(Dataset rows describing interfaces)
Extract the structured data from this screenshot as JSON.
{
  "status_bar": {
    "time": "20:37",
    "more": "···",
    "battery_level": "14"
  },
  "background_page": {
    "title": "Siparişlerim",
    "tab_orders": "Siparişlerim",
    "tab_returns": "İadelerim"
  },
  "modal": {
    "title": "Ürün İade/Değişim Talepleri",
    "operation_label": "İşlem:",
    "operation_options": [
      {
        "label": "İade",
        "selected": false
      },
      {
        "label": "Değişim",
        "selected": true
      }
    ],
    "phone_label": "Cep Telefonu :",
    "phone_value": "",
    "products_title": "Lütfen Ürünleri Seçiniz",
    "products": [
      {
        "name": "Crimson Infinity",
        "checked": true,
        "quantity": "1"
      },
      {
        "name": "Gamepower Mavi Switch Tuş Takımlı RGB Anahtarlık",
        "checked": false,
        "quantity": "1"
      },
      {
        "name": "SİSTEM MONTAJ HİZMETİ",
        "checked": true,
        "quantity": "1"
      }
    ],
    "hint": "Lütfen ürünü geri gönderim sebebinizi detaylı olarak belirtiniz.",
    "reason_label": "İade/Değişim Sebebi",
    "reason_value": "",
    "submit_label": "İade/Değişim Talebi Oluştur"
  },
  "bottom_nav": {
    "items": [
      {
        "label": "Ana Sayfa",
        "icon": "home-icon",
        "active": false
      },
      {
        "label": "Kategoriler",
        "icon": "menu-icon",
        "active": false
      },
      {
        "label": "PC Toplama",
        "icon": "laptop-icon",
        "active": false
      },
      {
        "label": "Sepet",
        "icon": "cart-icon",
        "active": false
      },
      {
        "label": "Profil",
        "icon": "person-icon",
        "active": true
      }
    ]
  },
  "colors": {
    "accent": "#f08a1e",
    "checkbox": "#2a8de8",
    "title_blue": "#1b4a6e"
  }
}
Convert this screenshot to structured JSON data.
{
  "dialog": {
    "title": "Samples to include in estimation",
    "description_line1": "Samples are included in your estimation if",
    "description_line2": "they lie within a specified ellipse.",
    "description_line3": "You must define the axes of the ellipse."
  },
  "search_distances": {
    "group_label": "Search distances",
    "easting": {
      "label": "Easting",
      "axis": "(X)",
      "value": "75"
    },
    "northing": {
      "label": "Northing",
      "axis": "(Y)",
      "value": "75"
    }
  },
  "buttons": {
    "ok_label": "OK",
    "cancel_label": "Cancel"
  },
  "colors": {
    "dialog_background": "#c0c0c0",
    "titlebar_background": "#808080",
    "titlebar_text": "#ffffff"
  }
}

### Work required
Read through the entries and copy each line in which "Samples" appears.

### Result of the exercise
    "title": "Samples to include in estimation",
    "description_line1": "Samples are included in your estimation if",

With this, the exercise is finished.